Practices face major challenges to devel-op the organisational and patient experi-ence aspects of their service – these are the areas you should examine in more detail to look to provide an added-value service over and above information about your drug and disease area. You too can become a valuable partner to the practice and help them boost their income – and your access and scripts. Implementation Timetable
Preparations to implement the Quality and Outcomes framework will start in Q4 2003. Here is a guide to what practices will need to do so you will know where your help may be welcomed:
• Audit their existing standards against the framework to establish their baseline points score (they may need to do some work on their IT to make this possible, eg standardising their READ coding of diag-noses, to enable accurate data input and extraction) – can you provide IT support?
• Agree as a practice which Quality areas they wish to focus on and their aspira-tional points target for 2004/5 (probably a top team decision, ie GPs, nurses, Practice manager – may be best achieved at an ‘Away Day’) which you could sponsor
• Meet with the PCO and agree a realistic aspirational points target, based on their existing points and service development plans – can you provide lunch?
• Produce a detailed Practice Development Plan to ensure the required changes are brought in – detailing what, by whom, by when for each change required – again, away from the practice – another sponsorship opportunity.
A ‘Preparation Payment’ will be made to practices before April 04 as mentioned above.

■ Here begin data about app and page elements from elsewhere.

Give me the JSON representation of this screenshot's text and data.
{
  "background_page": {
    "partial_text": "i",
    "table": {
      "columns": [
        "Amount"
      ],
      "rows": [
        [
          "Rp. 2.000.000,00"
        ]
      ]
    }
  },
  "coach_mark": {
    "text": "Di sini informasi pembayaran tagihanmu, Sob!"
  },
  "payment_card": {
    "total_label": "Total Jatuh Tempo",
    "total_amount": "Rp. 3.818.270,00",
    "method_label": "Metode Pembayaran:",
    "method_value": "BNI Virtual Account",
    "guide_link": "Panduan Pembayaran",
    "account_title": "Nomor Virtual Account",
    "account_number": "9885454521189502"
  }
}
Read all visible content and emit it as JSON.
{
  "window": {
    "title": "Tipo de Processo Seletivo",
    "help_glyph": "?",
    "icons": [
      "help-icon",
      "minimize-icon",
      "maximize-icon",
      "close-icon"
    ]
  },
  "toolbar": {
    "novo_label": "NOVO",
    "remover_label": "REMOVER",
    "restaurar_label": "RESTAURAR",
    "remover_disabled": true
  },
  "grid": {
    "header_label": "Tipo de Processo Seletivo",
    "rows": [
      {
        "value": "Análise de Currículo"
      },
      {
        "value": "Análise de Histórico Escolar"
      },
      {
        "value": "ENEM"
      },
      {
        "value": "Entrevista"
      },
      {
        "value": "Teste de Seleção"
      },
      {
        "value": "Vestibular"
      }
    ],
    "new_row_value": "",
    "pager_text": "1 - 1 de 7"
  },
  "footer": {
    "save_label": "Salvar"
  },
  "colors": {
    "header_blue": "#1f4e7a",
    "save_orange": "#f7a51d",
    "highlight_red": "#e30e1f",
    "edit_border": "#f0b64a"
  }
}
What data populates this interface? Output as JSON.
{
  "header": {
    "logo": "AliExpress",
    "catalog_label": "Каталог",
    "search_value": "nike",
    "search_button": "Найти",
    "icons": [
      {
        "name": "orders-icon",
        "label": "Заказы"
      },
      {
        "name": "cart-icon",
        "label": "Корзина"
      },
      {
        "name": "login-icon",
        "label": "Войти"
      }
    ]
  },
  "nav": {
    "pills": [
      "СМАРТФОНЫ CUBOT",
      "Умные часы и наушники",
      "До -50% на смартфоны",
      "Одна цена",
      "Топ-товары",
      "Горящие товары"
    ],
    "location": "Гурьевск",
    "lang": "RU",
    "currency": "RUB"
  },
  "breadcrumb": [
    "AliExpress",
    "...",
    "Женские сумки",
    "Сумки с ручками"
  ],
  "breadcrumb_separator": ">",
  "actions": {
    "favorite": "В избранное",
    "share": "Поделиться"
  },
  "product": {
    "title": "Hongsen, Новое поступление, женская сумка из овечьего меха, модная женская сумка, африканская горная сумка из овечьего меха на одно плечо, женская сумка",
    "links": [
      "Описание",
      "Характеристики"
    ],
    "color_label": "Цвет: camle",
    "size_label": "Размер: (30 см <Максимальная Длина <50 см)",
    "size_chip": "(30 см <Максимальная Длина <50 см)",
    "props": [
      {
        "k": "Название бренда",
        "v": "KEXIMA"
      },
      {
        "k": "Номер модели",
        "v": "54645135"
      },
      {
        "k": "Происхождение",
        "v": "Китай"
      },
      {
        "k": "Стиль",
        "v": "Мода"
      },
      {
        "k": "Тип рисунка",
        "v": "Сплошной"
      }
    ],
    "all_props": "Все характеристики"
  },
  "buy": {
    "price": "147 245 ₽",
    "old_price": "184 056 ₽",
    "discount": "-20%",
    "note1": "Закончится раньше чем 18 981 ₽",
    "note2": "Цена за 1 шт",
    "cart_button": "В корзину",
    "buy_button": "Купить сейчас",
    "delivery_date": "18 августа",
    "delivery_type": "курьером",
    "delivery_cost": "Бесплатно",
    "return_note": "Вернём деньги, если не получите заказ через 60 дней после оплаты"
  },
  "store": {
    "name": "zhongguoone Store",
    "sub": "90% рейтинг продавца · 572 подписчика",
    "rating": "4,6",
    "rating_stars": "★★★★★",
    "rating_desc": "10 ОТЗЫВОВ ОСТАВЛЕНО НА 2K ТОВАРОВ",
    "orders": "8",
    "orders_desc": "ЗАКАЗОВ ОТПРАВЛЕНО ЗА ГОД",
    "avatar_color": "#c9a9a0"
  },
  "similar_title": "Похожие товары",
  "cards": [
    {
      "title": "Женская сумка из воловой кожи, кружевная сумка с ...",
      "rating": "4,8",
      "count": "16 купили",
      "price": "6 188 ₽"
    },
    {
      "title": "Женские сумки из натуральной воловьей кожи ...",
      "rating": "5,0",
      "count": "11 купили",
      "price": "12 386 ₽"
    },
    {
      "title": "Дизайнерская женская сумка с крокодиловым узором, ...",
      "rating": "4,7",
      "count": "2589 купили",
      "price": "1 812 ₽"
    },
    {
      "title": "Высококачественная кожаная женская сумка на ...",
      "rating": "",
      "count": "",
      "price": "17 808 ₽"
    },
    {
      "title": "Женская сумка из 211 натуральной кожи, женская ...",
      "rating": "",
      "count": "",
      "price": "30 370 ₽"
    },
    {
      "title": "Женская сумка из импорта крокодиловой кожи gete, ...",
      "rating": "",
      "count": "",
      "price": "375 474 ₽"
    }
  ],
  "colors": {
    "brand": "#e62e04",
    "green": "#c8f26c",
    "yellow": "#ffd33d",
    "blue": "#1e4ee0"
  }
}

In April 04, the first monthly instalment of one third of the agreed ‘Aspirational Points’ will then be made, and each month thereafter till March 2005. In Q1 2005, £3.25k prepara-tion money will be paid for the year head. If all has gone well, and with your help, by April 2005 practices should be able to prove achievement of improved quality, have hit or exceeded vs target, and gain significant new money as described above.
Summary – QOF a Critical Success Factor in your 2004 Territory Business Plan
You need to know the detail of the QOF in areas relevant to your product. This frame-work will drive through changes to your key target practices very quickly due to the guar-anteed extra funding available, and because GPs largely agree with a quality-rewarded system as it is good for patients too. It is also likely that QOF performance will be included amongst a PCO’s star rating indicators from 2005 onwards.
You need to start asking key GPs, Practice Nurses and Practice Managers what you can do to help them maximise their Quality points (and come along armed with ideas of your own). Based on this, your 2004 business plan should re-allocate resources to those target practices who are first to innovate (and pre-pared to work with you to maximise their Quality points). Get a copy of the detailed quality standards document (see below). Read it thoroughly and identify areas where you and your company can help practices. Be pre-pared to look at both clinical and non-clinical areas of quality improvement. Use outside help if required to provide you with support. This is too good an opportunity to miss to be at the cutting edge with your key customers.
End of PGEA requires new thinking for meetings
You can help organise away days to enable practices to consider an overhaul of the way they deliver their service, then specific training around key elements that need changing over the following year. You can be sure that if you aren’t offering help to key customers around nGMS, there will be plenty of competitor companies prepared to fill the breach. Remember, PGEA ends with the advent of nGMS in April 2004, so plan to spend your budget in different ways from next year. Supporting practices to implement nGMS is one way to continue to offer a valuable service that will keep target customers coming to your meetings. Who needs PGEA after all?